For teachers who are stretched thin, those kinds of offerings provide little recourse. They require time and energy, which are in short supply.
“I don’t want to go to a webinar to think about my mental health,” Wohl said. “In my [school] building people try to organize a get-together after school, but it’s over Zoom, and I’m done with Zoom for the day.”
Other resources that might once have been available, and that could have provided some relief — calling in sick, for instance, if a teacher is feeling physically ill or needs a mental health day — are no longer tenable, teachers said.
In many districts, there simply aren’t enough substitute teachers to meet the need. Substitutes are typically retired teachers, and for districts using any hybrid or in-person model, the risk of coronavirus exposure poses a heightened threat. And especially in a pandemic that is straining everyone’s mental health, teachers said, the chance to actually see one’s students is too precious to abandon.
“These kids, they only get to come so much of the time, and they want to see me. They don’t want to see a sub,” Evans said.
For schools that are remote, getting a substitute set up for online learning poses its own set of logistical challenges — getting a Zoom, transferring it over, making sure the substitute is comfortable navigating online learning software. For many, that burden factors in when determining whether to call in sick.
Herda took one day off in October, and “it was more stress than imaginable,” she said. Her district still hasn’t developed a clear system for arranging substitute teachers over video-chat. So she had to alert human resources, tech support and her principal a week in advance of her absence. And still, she was fielding questions from the school on her supposed day away.
With that in mind, she said, the idea of taking a day off for mental health is difficult to conceive.
“I don’t feel confident there’s any measures in place that would help make sure my students shave anything guaranteed to help them, that would take the pressure off of me,” she said. “It would still rely on me doing all of the work even if I was very sick.”
Meanwhile, federal support has lagged. Outlining his own health agenda, President-elect Joe Biden vowed to make it safe for schools to reopen by the end of his first 100 days in office — assuming that Congress and state and local governments took measures to support school-teachers, and to curb the coronavirus spread.
But those are tremendous assumptions, and only promise a safe return to the classroom when the school year has almost ended. News of a vaccine could offer some hope that, even if things are bad now, they will eventually improve. A top CDC panel, the Advisory Committee on Immunization Practices, has recommended that teachers be part of the next wave of Americans vaccinated, meaning they could be immunized by some time in February.

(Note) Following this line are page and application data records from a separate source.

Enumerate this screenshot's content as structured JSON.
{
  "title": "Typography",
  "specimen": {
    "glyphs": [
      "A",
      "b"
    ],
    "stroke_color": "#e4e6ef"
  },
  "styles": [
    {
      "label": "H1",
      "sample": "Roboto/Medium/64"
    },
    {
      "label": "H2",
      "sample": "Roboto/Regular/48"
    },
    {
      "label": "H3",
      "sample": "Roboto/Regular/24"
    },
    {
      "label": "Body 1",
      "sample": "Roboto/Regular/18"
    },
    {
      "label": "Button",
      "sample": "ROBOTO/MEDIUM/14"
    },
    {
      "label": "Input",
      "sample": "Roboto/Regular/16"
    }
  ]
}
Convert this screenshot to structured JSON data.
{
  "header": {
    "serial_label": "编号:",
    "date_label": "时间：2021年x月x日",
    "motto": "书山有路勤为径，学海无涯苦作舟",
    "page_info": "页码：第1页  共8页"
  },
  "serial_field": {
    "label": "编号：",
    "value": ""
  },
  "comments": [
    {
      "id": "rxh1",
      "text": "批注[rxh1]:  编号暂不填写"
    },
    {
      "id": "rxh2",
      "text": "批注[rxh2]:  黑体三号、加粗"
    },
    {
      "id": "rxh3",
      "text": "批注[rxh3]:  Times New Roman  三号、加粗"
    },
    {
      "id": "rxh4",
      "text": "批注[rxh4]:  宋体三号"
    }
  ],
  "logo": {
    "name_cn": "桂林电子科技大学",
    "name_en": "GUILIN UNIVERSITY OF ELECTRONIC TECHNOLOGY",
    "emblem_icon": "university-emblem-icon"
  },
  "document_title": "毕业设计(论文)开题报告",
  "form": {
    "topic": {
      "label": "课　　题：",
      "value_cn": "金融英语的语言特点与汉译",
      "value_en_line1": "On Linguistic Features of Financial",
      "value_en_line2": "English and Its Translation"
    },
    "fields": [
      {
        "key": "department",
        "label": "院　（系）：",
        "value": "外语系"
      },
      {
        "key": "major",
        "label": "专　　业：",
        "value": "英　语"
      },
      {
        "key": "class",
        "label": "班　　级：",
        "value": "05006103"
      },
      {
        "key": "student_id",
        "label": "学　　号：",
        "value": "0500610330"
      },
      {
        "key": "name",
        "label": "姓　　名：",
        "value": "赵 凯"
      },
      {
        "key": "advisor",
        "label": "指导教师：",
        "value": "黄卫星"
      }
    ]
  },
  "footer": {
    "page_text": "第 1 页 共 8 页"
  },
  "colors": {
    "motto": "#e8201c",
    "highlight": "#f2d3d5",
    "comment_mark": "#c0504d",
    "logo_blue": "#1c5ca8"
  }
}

But for many, it feels too far away to really make a difference, especially as winter looms.
“It’s like that trauma response where you cannot look forward. You just live day to day,” Herda said. “That’s the way I’m making it through.”